WHAT TO WORK ON:
For this exercise, report every line of the material that includes "Properties".

+ + + +

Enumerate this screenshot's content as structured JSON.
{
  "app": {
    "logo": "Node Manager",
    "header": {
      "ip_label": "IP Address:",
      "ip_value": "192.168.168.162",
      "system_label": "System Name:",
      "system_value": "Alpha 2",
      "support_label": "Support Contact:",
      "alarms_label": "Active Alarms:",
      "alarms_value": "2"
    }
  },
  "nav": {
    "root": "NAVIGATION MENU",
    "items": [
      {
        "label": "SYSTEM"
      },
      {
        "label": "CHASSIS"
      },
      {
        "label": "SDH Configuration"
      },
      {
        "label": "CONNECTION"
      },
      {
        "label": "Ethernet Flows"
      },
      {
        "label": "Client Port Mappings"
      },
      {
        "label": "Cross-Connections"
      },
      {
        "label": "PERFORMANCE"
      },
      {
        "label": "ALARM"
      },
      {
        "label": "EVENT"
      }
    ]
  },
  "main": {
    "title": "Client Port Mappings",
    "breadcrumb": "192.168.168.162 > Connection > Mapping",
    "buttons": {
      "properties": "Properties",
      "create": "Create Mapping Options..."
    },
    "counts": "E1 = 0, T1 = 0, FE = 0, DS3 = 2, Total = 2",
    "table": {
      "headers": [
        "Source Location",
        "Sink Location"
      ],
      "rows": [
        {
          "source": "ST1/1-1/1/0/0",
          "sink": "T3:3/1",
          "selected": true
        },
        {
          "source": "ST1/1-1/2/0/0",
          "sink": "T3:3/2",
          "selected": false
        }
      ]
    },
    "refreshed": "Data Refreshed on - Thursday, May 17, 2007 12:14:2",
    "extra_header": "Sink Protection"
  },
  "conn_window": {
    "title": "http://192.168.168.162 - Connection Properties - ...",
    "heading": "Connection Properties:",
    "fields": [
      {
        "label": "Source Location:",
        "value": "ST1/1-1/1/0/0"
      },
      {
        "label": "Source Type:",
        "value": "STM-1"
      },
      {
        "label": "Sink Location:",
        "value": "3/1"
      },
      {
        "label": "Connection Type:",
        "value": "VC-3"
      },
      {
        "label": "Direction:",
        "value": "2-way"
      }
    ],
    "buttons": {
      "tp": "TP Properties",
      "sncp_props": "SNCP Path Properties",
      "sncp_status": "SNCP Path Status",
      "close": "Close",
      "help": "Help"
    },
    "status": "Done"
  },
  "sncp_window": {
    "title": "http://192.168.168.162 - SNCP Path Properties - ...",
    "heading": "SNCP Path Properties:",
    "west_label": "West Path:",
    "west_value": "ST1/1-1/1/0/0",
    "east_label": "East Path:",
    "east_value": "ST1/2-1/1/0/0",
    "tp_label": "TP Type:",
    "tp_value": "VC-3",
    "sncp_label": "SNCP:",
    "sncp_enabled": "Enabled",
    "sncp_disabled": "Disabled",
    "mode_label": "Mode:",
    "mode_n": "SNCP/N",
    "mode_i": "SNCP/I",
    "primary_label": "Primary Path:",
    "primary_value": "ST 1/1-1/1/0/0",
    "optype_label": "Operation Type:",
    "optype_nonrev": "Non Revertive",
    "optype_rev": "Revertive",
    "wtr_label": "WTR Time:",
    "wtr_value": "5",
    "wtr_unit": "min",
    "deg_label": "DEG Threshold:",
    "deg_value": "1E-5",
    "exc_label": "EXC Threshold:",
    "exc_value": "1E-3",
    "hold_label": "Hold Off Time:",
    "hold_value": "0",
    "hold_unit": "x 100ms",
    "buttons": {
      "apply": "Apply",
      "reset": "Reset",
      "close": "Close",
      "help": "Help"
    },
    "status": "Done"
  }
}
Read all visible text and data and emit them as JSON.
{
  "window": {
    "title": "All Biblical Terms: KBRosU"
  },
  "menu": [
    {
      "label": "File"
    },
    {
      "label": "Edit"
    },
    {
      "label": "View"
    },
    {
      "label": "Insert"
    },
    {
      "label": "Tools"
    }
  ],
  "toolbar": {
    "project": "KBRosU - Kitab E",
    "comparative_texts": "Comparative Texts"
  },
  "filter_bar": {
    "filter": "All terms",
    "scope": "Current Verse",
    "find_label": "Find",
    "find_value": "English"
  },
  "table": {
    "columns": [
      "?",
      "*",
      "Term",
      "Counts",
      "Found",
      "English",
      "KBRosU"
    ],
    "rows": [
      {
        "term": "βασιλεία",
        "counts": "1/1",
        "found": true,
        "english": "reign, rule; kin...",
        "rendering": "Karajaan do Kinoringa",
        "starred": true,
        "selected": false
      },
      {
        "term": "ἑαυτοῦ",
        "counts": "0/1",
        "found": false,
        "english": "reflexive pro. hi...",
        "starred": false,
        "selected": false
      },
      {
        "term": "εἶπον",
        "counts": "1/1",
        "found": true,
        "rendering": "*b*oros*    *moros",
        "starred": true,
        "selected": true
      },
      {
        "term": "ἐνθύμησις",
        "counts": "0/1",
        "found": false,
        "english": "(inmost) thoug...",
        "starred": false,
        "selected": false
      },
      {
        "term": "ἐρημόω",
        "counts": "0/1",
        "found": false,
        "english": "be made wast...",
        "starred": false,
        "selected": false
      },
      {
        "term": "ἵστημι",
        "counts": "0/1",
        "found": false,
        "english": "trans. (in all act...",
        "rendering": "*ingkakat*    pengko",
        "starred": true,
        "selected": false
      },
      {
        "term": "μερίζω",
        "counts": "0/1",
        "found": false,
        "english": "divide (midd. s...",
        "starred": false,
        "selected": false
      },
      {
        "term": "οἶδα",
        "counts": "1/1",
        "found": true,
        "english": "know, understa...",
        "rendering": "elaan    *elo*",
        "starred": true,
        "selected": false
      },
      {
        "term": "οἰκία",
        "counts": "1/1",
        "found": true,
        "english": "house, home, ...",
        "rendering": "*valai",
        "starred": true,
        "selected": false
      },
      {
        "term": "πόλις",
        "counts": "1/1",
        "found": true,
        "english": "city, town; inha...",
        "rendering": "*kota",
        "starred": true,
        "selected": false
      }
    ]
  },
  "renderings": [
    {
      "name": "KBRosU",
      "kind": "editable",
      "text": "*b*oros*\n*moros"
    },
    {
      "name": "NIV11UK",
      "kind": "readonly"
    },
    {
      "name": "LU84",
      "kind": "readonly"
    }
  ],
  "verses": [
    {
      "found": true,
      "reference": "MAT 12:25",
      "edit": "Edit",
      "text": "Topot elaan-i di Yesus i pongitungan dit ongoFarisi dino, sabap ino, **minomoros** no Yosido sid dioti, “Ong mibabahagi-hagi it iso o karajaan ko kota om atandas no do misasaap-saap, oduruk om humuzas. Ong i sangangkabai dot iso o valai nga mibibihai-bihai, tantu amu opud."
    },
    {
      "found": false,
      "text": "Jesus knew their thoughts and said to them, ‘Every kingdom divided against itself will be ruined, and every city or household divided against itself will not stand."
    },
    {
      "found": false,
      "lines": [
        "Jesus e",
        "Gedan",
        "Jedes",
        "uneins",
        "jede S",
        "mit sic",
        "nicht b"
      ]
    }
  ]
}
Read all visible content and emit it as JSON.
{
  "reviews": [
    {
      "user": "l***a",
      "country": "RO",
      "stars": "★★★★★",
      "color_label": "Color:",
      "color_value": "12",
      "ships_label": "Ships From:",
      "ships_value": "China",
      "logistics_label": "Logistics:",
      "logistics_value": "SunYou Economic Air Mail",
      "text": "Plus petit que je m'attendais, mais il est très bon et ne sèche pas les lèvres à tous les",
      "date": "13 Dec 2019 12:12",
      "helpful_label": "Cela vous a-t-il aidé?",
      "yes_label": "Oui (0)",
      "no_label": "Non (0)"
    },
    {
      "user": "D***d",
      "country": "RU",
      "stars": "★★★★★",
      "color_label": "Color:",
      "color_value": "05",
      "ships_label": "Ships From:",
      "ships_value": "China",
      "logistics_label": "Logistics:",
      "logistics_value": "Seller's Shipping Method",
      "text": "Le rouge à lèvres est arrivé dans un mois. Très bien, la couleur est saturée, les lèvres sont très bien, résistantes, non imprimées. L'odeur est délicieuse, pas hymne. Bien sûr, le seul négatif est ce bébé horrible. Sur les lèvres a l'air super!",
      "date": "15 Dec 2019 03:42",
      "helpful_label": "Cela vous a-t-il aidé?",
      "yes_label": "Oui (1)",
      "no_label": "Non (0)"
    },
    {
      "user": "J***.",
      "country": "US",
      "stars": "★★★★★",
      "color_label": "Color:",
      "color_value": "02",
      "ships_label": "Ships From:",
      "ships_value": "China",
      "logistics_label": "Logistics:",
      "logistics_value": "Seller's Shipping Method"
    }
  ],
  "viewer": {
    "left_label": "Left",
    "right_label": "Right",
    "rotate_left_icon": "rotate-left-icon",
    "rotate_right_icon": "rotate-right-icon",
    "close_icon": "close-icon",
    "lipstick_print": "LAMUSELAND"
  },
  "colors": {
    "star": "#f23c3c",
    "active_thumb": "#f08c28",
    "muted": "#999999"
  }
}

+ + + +

TASK RESULT:
      "properties": "Properties",
    "title": "http://192.168.168.162 - Connection Properties - ...",
    "heading": "Connection Properties:",
      "tp": "TP Properties",
      "sncp_props": "SNCP Path Properties",
    "title": "http://192.168.168.162 - SNCP Path Properties - ...",
    "heading": "SNCP Path Properties:",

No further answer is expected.